Go through the records below and copy out every line that contains the word "this".

Record excerpts:
————————
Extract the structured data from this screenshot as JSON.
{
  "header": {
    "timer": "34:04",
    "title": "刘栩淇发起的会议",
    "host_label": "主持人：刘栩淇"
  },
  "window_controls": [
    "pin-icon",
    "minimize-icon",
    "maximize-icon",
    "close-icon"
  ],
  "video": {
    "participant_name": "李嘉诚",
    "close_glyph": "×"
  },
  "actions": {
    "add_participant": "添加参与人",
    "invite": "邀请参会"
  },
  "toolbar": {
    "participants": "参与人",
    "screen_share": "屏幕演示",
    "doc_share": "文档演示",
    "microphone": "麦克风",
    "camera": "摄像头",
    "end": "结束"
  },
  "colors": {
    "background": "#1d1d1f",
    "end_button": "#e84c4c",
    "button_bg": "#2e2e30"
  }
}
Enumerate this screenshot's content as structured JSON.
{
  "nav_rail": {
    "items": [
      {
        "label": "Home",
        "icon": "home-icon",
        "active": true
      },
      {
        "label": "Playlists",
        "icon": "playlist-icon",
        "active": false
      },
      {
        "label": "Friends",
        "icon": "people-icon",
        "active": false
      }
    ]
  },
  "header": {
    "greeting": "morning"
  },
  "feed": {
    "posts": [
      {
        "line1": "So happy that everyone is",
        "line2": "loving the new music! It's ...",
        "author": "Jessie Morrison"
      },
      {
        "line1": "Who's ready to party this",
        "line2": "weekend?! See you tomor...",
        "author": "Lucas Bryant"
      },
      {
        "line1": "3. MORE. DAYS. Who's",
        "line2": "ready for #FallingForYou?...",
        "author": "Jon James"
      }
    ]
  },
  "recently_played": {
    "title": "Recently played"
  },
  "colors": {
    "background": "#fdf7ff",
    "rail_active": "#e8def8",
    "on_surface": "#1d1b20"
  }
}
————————
Reply to the exercise:
Extract the structured data from this screenshot as JSON.
Enumerate this screenshot's content as structured JSON.
        "line1": "Who's ready to party this",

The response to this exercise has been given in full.